Wednesday, July 7, 2010

The Case for Eclipticism

First off, the story so far - and so yes, this will contain spoilers:

Bella, the most popular girl in school because she is mopey and self indulgent, also does not think a lot, which has attracted Edward, the mopey and self indulgent hundred year old vampire from a local band that has sworn off feasting on humans but has never passed the final year of high school. When Bella starts to feel the same way, Edward runs away so that she will forget him, but not before planting a post hypnotic suggestion that reminds her of him any time she is about to have any fun. Meanwhile, local boy Jacob also pines for Bella, and decides to compete with Edward for Bella’s affections by getting all buff and losing his shirt a lot in her presence – which happens even more when he becomes a clothing-averse werewolf. Bella is almost turned by Jacob’s highly convincing six-pack/argument, until Edward comes back… which is where Twilight: Eclipse comes in.

Eclipse shows graduation time in Bella's world, meaning her lifelong bestest friends at school can officially fall off the face of the planet and Bella's life can revolve around becoming a Vampire while still stringing along the Werewolves. The ads may say there is a choice to be made, but there isn't - you know how this is going, but Bella keeps the wolves in reserve any way, quite selfishly really as it turns out her mopey self indulgence has brought down the wrath of a few vamps (in all senses of the word), and so the men in her life spring to protect her in their undead and partly clothed way.

So, the "real" story may be as obvious as the abdominal muscles on Jacob's stomach, but then the attraction to the series is probably based in large part on the attractiveness of the cast. Bella may be all about Edward, but the appreciative grunts that emanated from the Embassy cinema crowd when Jacob finally appeared sans shirt showed that the audience was mostly Team Jacob.

And really, visually is the only way to really appreciate these movies, as the attempts at deep dialogue between the main actors had me torn between falling asleep and ripping my ears off. There are a few attempts at humour, but the ones that work tend to be theose poking fun at the movies themselves; those that try and breath life into the characters are just painful.

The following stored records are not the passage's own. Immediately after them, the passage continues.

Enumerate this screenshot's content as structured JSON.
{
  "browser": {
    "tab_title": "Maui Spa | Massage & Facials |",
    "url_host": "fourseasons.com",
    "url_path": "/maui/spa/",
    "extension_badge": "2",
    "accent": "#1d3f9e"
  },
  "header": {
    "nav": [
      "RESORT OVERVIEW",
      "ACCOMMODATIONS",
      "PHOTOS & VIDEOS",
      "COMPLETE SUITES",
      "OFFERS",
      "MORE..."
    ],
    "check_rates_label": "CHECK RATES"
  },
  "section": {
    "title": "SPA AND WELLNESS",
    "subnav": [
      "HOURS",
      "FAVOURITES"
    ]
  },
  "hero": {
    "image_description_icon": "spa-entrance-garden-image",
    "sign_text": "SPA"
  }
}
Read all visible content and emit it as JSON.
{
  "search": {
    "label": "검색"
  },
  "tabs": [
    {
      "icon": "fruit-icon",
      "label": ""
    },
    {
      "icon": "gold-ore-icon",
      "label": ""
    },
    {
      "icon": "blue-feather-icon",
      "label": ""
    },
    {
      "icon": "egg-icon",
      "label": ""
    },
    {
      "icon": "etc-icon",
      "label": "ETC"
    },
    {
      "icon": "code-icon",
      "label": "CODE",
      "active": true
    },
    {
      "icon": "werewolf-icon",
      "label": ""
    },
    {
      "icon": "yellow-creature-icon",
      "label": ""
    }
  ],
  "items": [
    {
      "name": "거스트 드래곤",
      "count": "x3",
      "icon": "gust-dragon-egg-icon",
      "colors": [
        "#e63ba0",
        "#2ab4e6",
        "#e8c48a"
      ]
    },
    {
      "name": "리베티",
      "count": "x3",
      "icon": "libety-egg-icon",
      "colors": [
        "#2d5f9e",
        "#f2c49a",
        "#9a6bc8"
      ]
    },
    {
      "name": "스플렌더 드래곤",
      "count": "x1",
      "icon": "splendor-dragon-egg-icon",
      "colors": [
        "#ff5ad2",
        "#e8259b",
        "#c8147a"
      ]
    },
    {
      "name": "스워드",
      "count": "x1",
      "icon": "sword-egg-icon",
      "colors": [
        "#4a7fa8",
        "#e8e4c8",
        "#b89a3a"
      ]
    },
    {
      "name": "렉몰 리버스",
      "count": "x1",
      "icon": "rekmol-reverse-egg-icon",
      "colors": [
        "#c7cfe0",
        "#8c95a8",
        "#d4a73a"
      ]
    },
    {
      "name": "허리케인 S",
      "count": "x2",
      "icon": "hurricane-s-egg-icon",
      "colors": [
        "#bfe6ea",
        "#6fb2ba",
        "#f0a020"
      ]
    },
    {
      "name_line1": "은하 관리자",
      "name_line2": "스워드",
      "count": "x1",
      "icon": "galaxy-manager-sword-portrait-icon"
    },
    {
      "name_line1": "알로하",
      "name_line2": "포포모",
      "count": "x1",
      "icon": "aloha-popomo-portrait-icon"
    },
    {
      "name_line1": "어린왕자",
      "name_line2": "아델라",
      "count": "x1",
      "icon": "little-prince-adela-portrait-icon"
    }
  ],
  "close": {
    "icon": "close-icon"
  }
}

Luckily, the third installment also has a few supernatural scrapping scenes, vampire versus werewolf versus vampire and the like, and these keep the movie entertaining. There are also a few interesting (relatively speaking) backstories told, though the vampires are still too cool for school to actually be likable, and the werewolves stay firmly on their side of the story river. The film has a 2.5 hour running time, but it feels closer to 5, dragging as it does as the attempts at character development weighs it down.

The enjoyment of the film can be enhanced if you don't take it too seriously, plus wait in anticipation of the reaction of the louder members of the audience whenever Jacob turns up. I think the fact I viewed this at the Embassy also enhanced how much I enjoyed Eclipse, because really, it is quite a bad film in almost every way. Well, almost every way.

Verdict: I am not sure whether to recommend this or not, but then, I think Eclipse is one of those films that people will already know whether or not they want to see it. Moments of humour, quite a bit of action, and a lead cast of mainly unlikeable characters with dreadful dialogue - these are elements that could make a great film, though Eclipse gets the proportions all wrong. Not that this has had any impact on its box office. It's a money making machine, and that in itself is worth a point or two. 6 new moons out of 10.

1 comment:

Kiwi in Zurich said...

I have no doubt that your review is more entertaining than the film!